Last night Becky confessed that she really didn’t like Charlotte’s Web at all as a kid – which is downright unAmerican and ungodly if you ask me.
I just hated the ending. Remember the ending?
It’s the day before the prizes are handed out at the county fair. Charlotte spots a pig one pen over from Wilber.
“There’s a pig in the next pen, and he’s enormous,” she says. “I think I’ll drop down and have a closer look.”
Then she says to Wilbur’s neighbor, “May I have your name, please?”
“No name,” he says, “just call me ‘Uncle’.”
Uncle was in fact enormous. And that’s what the contest at the fair was all about. He barely had eye holes his face was so bloated. He was obviously a better beast than Wilbur, the supposedly “terrific radiant” pig I’d been duped into rooting for the entire film.
So Uncle wins first place as expected. And then the film should have ended with Wilbur getting sprinkled on a salad. That would have been justice.
But then, who do the townsfolk make up a prize for?

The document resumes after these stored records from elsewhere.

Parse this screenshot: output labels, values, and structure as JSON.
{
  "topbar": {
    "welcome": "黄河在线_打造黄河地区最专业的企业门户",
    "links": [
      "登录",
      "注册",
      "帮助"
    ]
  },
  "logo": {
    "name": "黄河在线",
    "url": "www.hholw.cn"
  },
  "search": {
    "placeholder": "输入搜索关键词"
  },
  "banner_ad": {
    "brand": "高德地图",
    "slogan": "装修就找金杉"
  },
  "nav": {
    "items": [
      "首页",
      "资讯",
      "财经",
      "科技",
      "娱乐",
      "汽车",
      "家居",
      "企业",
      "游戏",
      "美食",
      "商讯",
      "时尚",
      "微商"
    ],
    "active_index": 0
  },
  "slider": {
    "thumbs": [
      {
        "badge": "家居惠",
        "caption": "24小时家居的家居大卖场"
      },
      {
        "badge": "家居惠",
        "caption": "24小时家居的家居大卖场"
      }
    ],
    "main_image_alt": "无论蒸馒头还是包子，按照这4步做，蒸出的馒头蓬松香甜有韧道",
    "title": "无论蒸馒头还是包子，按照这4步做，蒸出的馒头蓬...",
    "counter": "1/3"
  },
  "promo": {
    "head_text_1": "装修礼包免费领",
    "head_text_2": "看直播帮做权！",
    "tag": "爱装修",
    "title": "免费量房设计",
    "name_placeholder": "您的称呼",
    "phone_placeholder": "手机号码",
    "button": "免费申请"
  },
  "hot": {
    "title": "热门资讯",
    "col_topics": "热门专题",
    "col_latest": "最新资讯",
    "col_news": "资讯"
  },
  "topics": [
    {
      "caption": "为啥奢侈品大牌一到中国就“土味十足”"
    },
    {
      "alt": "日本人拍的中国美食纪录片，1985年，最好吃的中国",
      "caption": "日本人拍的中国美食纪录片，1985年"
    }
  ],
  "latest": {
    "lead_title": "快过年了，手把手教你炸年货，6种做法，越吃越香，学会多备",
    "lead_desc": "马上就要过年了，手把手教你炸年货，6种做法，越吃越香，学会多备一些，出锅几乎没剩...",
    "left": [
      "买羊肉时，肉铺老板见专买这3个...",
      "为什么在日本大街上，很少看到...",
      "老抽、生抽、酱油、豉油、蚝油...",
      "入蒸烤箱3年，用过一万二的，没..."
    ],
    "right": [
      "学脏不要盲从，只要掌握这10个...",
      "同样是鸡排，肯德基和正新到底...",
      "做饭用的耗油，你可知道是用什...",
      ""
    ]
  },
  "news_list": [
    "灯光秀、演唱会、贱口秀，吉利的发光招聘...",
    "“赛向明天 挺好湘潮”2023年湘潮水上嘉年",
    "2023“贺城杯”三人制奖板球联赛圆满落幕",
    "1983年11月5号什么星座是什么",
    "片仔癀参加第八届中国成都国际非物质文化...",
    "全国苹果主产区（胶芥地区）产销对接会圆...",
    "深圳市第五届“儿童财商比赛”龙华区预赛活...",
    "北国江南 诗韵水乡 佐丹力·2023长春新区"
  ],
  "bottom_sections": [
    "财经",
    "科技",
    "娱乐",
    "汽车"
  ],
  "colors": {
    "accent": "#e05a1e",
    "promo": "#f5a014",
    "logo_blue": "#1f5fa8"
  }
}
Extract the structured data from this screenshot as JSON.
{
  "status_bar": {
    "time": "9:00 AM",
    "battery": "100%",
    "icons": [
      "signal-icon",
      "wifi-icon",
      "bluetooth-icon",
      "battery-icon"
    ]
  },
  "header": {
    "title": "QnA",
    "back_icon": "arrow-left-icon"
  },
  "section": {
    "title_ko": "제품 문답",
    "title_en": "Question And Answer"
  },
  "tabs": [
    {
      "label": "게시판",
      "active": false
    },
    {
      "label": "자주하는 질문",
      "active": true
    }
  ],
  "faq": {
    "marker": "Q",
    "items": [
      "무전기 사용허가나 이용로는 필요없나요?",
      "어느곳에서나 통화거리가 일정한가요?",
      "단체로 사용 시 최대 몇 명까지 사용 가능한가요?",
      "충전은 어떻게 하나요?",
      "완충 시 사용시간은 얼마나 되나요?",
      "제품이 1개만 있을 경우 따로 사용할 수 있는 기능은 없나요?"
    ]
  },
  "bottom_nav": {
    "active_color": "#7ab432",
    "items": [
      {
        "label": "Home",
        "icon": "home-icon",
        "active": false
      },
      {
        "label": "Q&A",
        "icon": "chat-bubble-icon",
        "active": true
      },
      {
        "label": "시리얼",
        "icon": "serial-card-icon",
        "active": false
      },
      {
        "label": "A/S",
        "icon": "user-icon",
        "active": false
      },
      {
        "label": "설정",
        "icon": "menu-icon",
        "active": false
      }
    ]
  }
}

Who gets to march down the street with a band and everybody in the county singing about his awesomeness?
While the best eats alone in his pen. Like first place doesn’t mean anything.
As a six year-old this chapped me.
I sometimes get patted on the back these days for pointing out injustice. Very odd. Like being patted on the back for breathing.
I was told just this week, in fact, that my “thirst for justice” is “evidence of God’s working” in my life.
I appreciate the kind words, of course, but I disagree. I was born with a justice complex: Everyone should get what I think they deserve.
The “evidence of God’s working” in my life, the real miracle here, is the too-infrequent sighting of mercy in me: Not giving what I think is deserved.
I’m thirty-six now and finally, sometimes, I can actually be happy for Wilbur.
Though most days I still wish his story ended with a sizzle. And a couple eggs and toast.
Mmm. Justice is yummy.